Opening today at the Smithsonian’s National Museum of the American Indian (NMAI) is a new exhibition that will run through August 8, 2010. Brian Jungen: Strange Comfort is a major exhibit showcasing the critically acclaimed works of the Canadian-based artist and is his first exhibition organized by a Native American museum. Jungen’s work has been on display around the world, including the Casey Kaplan Gallery in New York, the Musée d’art contemporain de Montréal in Quebec, and the Witte de With in the Netherlands.
The NMAI’s first solo exhibition since its opening in 2004, Strange Comfort is exactly that. The stunning “Crux” is your first view of Jungen’s work – recognizable from the crocodile piece show in the recent ads around town – and only continues to intrigue and inspire when you visit the main gallery on the third floor.
Jungen, of Dunne-za First Nations and Swiss-Canadian ancestry, explores several themes through his art.
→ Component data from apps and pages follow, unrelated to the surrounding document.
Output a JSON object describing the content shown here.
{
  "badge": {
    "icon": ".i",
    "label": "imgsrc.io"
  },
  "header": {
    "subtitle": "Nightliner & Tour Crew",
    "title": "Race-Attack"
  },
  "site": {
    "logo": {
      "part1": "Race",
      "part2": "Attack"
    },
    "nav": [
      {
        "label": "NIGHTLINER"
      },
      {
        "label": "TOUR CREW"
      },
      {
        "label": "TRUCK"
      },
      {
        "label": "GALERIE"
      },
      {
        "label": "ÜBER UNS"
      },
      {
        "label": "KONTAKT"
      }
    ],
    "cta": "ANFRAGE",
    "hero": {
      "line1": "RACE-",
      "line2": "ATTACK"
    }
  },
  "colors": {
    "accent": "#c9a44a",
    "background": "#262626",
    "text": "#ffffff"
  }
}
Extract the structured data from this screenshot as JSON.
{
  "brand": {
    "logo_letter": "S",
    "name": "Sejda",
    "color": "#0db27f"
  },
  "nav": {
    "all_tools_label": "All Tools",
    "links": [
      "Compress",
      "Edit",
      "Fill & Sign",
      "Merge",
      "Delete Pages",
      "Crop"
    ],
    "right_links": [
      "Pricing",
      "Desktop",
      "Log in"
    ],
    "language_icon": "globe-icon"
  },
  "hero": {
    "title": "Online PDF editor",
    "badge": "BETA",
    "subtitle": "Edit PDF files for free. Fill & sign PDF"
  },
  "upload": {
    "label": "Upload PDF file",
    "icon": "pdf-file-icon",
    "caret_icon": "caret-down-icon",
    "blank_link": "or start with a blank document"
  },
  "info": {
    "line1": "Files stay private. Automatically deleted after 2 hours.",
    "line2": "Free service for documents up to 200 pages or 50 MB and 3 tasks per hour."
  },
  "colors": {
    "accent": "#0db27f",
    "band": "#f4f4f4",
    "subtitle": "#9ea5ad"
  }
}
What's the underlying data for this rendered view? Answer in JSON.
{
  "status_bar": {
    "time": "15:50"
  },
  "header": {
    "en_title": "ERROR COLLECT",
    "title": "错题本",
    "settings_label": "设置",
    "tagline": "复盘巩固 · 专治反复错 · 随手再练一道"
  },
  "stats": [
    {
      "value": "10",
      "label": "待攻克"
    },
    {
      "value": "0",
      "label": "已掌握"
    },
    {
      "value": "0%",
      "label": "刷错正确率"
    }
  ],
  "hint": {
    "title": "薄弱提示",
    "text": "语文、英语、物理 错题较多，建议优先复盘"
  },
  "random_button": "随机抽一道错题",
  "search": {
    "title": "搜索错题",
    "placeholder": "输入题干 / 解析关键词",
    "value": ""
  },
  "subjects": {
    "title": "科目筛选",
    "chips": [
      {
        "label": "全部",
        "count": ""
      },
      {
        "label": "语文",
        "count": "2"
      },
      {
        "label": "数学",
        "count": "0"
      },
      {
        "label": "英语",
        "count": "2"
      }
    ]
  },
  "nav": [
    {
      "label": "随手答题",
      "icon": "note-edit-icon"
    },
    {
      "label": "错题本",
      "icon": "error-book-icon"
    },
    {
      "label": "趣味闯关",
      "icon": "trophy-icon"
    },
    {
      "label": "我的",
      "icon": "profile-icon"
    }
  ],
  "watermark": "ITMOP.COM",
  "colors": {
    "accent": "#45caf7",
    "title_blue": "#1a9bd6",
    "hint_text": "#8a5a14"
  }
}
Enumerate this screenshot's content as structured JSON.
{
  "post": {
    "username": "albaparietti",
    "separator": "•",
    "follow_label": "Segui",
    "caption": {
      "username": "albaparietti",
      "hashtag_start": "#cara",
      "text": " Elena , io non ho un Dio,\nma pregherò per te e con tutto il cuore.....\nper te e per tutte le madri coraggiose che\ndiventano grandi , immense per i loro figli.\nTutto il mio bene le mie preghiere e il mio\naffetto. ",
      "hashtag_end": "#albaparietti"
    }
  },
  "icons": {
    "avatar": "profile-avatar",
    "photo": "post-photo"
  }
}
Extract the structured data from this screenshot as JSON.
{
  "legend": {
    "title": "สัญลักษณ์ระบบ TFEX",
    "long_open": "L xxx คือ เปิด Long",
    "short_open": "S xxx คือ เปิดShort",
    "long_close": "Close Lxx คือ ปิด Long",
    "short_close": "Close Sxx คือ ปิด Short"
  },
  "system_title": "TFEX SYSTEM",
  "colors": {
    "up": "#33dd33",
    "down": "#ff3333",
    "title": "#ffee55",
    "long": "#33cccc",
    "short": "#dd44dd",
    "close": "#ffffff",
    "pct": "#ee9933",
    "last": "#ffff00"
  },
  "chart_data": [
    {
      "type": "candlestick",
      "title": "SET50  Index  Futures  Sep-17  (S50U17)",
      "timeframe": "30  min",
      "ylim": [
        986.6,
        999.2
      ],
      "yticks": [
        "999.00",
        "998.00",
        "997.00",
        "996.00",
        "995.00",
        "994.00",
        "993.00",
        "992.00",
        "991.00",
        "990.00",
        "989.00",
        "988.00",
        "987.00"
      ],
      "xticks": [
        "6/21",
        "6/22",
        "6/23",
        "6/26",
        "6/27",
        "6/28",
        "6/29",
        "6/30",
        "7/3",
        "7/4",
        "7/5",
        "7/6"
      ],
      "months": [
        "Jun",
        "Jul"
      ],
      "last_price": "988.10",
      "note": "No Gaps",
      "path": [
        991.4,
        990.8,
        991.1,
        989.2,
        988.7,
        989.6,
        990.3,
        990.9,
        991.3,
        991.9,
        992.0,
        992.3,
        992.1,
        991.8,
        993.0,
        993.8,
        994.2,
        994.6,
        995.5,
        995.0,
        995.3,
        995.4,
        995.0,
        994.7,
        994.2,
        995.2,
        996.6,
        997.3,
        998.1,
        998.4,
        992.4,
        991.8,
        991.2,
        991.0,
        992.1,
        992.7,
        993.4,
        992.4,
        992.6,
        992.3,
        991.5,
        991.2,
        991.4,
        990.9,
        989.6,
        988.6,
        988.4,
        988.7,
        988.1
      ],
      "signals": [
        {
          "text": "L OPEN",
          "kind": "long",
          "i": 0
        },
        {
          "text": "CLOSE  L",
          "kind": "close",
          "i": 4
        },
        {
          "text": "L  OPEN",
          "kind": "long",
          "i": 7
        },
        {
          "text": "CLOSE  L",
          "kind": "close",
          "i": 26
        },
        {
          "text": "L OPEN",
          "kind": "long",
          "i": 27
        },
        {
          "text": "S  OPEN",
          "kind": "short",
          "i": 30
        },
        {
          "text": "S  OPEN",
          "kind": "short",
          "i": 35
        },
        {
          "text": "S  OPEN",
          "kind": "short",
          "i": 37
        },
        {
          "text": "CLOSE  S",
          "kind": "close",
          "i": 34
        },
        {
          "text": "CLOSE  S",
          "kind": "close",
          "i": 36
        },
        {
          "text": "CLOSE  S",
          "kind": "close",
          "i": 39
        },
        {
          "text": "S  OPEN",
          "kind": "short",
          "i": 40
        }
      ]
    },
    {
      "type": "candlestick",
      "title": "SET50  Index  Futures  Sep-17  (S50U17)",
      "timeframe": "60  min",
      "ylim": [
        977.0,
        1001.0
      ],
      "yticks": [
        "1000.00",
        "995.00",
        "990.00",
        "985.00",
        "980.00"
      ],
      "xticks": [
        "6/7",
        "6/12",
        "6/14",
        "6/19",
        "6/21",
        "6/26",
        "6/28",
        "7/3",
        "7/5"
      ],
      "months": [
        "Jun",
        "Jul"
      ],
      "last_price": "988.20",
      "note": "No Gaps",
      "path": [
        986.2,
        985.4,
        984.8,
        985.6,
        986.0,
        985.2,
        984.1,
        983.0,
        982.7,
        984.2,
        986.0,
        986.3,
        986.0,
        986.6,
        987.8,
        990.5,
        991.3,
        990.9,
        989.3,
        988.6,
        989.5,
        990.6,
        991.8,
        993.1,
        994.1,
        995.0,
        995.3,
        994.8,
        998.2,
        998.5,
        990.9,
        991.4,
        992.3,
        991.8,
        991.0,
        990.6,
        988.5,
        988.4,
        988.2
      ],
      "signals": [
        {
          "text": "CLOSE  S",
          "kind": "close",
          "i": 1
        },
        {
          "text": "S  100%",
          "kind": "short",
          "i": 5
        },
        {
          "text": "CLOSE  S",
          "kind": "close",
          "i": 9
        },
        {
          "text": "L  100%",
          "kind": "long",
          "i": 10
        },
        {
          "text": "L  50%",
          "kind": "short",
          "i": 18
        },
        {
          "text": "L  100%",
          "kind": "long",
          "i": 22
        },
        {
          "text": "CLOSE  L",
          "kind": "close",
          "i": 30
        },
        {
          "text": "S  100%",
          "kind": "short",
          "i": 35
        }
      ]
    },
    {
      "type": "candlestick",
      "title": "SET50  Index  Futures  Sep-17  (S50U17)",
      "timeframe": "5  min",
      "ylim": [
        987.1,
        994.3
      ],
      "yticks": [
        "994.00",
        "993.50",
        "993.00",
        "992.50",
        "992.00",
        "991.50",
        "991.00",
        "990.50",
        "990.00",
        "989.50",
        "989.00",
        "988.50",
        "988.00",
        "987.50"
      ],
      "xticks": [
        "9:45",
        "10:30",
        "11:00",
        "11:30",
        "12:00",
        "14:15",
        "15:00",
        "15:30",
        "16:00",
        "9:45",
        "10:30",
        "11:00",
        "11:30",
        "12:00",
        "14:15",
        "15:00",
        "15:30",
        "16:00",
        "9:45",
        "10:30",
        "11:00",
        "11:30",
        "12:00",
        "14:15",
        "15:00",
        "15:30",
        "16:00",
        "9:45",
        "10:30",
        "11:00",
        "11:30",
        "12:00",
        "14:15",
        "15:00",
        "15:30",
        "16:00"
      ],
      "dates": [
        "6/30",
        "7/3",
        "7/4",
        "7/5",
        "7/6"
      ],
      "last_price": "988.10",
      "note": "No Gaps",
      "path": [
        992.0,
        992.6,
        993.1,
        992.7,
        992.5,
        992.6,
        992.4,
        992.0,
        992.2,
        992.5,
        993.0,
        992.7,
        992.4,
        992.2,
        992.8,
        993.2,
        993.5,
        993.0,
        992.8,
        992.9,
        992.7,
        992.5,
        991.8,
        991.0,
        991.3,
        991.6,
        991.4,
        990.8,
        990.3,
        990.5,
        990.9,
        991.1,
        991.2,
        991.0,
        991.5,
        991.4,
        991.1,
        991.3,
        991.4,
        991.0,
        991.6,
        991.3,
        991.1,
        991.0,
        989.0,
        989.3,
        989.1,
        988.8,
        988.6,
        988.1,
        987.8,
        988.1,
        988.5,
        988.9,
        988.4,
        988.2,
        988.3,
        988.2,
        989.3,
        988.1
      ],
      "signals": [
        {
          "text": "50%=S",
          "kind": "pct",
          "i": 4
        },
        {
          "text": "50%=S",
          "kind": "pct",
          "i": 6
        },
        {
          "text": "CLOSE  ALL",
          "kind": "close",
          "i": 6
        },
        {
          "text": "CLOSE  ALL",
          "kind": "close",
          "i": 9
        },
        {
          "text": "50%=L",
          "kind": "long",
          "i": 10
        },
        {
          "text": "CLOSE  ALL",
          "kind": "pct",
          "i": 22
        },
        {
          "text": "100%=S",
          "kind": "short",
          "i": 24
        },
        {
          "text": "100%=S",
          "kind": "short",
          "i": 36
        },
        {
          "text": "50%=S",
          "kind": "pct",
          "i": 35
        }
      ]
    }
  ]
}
The use of every-day objects to create Indian cultural icons is something very different, born from Native ingenuity of crafting one object out of another, a common practice with many First Nation people. Jungen commented in the NMAI’s press release that he grew up watching his Dunne-za relatives recycle everything from car parts to shoe boxes. “It was a kind of salvaging born out of practical and economic necessity, and it greatly influenced how I see the world as an artist.”